The weather forecast for the west of Scotland was to be sunny and warm with relatively light easterly winds; perfect for the dramatic west side of Skye. We launched from Harlosh in Loch Bracadale and paddled around Idrigill Point and headed north betwen the Macleod’s Maidens, towards Lorgill Bay on the west side of Duirinish.
We paddled under the towering cliffs of Hoe Rape to Ramasaig Bay, before returning to camp at Lorgill Bay. Lorgill was home to 10 families until they were evicted on 4 August 1830 to make way for sheep as part of the Highland Clearances. The floor of the now deserted glen is scattered with black-house ruins. The lower slopes were carpeted with the over-sized emerald-green ridge and furrows of the now redundant lazy-bed field patterns. The glen which was once a thriving community is now occupied by ewes and their lambs, with their regularly reciprocal bleating to reassure each of the other’s position. Spending the night somewhere allows you to experience the changing moods of a place; the changing light, the ebb and flood of the tide and the way wildlife responds.

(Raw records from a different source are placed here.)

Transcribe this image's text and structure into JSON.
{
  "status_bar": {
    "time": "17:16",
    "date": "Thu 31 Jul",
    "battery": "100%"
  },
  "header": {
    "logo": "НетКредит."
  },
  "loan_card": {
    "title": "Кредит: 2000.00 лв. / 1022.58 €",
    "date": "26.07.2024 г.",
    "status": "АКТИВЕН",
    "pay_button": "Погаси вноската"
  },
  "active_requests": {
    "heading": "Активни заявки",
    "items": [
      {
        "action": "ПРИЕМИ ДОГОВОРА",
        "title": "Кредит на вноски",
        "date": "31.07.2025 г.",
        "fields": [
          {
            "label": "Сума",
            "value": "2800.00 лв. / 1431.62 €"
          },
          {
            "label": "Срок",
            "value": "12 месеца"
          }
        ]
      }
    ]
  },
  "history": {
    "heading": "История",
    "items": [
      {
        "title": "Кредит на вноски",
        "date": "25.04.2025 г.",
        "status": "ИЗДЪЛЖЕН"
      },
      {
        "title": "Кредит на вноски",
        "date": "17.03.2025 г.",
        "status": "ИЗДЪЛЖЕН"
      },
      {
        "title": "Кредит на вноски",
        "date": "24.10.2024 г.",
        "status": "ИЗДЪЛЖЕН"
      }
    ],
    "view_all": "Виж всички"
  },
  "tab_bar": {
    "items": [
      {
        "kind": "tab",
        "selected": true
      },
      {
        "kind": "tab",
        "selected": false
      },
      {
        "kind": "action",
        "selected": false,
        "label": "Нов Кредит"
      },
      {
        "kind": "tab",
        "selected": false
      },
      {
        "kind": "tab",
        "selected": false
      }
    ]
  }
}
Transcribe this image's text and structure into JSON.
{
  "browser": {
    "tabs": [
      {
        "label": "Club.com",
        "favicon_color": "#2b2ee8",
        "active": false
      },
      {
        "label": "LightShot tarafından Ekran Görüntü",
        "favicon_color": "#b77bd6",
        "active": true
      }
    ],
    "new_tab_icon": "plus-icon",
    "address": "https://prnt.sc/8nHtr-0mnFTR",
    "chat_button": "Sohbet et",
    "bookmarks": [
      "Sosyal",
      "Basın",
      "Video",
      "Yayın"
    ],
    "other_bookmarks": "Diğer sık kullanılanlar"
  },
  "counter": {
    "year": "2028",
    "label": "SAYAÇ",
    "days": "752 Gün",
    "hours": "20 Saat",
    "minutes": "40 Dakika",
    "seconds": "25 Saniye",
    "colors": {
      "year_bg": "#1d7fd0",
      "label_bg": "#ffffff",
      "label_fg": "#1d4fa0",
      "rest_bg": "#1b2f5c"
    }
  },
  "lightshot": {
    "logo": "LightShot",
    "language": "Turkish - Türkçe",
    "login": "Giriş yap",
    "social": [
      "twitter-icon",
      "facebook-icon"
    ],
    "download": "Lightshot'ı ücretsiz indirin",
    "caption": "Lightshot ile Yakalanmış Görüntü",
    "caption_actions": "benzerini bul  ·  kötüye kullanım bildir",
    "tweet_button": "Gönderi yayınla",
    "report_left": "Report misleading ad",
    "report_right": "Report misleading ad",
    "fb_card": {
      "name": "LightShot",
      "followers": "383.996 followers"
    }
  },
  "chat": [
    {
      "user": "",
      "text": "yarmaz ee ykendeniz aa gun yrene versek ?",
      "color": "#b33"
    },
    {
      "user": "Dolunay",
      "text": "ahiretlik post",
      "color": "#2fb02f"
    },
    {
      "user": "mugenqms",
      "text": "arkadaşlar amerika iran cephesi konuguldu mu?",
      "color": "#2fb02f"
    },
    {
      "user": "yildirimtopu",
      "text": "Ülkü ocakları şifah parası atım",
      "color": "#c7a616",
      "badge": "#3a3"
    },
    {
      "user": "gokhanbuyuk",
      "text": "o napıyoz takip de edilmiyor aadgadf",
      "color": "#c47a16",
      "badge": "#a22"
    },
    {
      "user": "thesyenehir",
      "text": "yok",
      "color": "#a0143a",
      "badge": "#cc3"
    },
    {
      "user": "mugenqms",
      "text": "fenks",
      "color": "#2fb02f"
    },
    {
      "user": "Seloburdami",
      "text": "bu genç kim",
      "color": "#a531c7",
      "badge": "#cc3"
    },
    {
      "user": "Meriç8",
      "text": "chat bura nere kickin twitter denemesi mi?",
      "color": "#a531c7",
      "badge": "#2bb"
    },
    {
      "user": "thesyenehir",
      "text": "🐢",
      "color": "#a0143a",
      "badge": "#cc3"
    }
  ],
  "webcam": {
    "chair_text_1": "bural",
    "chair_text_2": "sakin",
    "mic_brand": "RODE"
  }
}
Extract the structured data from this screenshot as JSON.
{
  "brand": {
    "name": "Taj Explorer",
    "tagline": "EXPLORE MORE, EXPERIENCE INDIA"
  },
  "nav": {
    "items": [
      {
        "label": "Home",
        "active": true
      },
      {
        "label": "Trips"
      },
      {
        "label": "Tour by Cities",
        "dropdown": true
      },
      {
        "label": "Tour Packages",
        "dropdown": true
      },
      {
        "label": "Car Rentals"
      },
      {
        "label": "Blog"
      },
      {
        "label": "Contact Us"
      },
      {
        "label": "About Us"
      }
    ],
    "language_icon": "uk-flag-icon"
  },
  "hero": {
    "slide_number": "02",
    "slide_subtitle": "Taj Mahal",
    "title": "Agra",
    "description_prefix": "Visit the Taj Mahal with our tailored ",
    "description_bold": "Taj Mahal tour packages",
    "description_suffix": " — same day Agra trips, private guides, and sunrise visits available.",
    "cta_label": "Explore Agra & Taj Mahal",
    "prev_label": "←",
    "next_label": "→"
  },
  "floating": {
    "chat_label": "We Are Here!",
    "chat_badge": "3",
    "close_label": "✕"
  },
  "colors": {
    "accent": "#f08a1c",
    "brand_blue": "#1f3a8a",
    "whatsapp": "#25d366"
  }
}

The Sunday morning was crisp and sunny. It was going to be a warm day (for Scotland). On our way home, we stopped for lunch at Camus na h- Uamba, with a sea eagle soaring overhead. It was now so hot I went for a swim and we both practiced our roll. The water in late spring was still cold! As we left our sunny wee cove after lunch, a north-east breeze had started and by the time we arrived back at the van it was a force 4. The weather window was rapidly closing, with strong winds forecast for later that evening. For once, the best weather had coincided with the weekend.